Consumers Affected by Drastic Changes in Credit Ratings
More and more people are receiving the pink slip, but not just from employers. It seems that the credit card companies that were once so eager to be your friend and trusted financial advisor are also letting people go, or at least significantly reducing the welcome status of many consumers. A report by Business Week
explains that for the first time in history, historically good consumers are being affected by the credit card companies' consumer layoffs. The article gave the example of Terry Mazzera. A seemingly good candidate for credit and a dependable customer who consistently worked to maintain a credit score above 730, not an easy task in this economy.
With no advance notice, her credit-card company sent her a letter advising her that it was slashing her credit limit to only $400 of the balance that she owned on the card, almost half of her prior available credit.

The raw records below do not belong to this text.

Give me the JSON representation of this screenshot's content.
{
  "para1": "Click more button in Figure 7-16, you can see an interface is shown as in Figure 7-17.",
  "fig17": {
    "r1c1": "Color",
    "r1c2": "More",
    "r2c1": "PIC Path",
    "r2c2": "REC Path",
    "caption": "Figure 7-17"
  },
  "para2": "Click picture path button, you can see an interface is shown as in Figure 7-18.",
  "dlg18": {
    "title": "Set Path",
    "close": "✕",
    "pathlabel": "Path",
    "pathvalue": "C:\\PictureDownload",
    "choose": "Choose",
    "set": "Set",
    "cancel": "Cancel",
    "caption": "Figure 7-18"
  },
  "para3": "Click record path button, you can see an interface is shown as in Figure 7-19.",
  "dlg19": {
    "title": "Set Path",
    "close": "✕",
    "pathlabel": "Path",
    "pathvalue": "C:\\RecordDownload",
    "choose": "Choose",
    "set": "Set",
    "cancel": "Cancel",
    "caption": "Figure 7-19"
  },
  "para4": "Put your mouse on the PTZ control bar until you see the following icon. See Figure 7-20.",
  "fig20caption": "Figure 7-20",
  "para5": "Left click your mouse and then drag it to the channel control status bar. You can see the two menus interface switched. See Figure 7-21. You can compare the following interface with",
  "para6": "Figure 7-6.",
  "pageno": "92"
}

The slashing caused her debt-to-limit ratio to plummet, potentially having a dramatic effect on her credit rating. Her company's reasoning was that she had been late on a payment from a different department store card. At first blush, you may be thinking, they only took what she wasn't using, so no harm no foul. But the foul is the effect on her credit rating, despite the fact that she had historically been a good customer for that company. Your credit score affects your ability to get credit for loans, mortgages, and other lines of credit and the rate you will pay for those lines of credit. It also limits the safety net that many of us rely on. The article explains:
"The credit limit reductions are confusing to customers because many borrowers have credit cards so that "when a rainy day comes along they can use it," said Linda Sherry, spokeswoman for Consumer Action, a San Francisco-based nonprofit consumer education and advocacy group."
Most of us have that one card in our pocket that we only use in emergencies, especially when building up sufficient savings is difficult or impossible. Without that cushion, and no savings, only one more drop in the bucket (like an unplanned job loss) is needed to cause a financial flood for many consumers.
For banks, it's not personal. It is simply a business decision which can be explained. The article stated: that the "The worsening unemployment situation is causing banks to worry that even good customers could quickly become risky customers. As a result, the companies are preemptively slashing credit lines, especially those that aren't being used." Even though their explanation is that it's just business, it is more than that for you. It's not just personal; it's extremely personal when their decision just put your family's financial security or home in jeopardy.
Many of us are just like Terry. We do the best we can to pay what we owe because that's the right thing to do. The reward for those efforts used to be a better relationship with your banking partners. If your banking partner has decided to abandon you and you are now thrown into a financial mess, consider developing a new relationship with a qualified bankruptcy attorney. Bankruptcy is not necessarily the best option for everyone, but a good attorney will review your financial situation and see what the right options are for you and when to exercise those options. It just may be time to give your credit card company the pink slip.